|Cited Patent||Filing date||Publication date||Applicant||Title|
|US1215283 *||Jun 22, 1915||Feb 6, 1917||William L Kirkland||Key-ring holder.|
|US3522640 *||Nov 21, 1969||Aug 4, 1970||Allied Chem||Mini buckle|
|US5209090 *||Jun 20, 1991||May 11, 1993||Stillwagon Applied Technology, Inc.||Object retention apparatus|
|US5653214 *||May 24, 1996||Aug 5, 1997||Lynn; Kenneth||Pivotal bowstring release mechanism|
|US5850825 *||Jan 13, 1997||Dec 22, 1998||Scott; John William||Bowstring release device|
|US5857452 *||Feb 2, 1998||Jan 12, 1999||Troncoso; Robert||Archery bowstring release device assembly|

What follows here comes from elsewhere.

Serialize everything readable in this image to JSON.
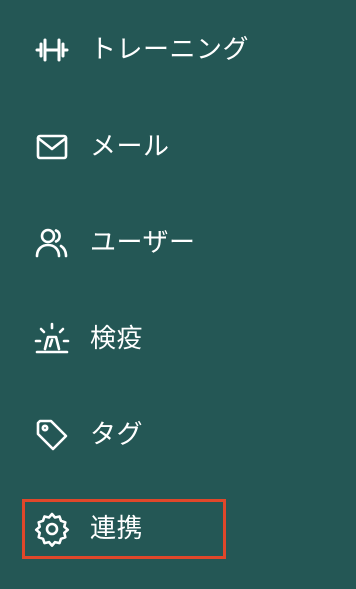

|US5937841 *||Jan 5, 1998||Aug 17, 1999||Gregory E. Summers||Wrist strap connector for a bowstring release|
|US6056173 *||Mar 2, 1998||May 2, 2000||Jodon Engineering Associates, Inc.||Holding device|
|US6145171 *||Jun 30, 1998||Nov 14, 2000||Hoshino; Masahiro||Clasp for accessories|
|US6484376 *||Jul 27, 2001||Nov 26, 2002||Puzant Khatchadourian||Jewelry safety clasp|
|US6487756 *||May 23, 2001||Dec 3, 2002||Michael A. Vidal, Jr.||Hand tool lanyard system|
|Jul 2, 2015||REMI||Maintenance fee reminder mailed|
|Nov 22, 2015||LAPS||Lapse for failure to pay maintenance fees|
|Jan 12, 2016||FP||Expired due to failure to pay maintenance fee|
Effective date: 20151122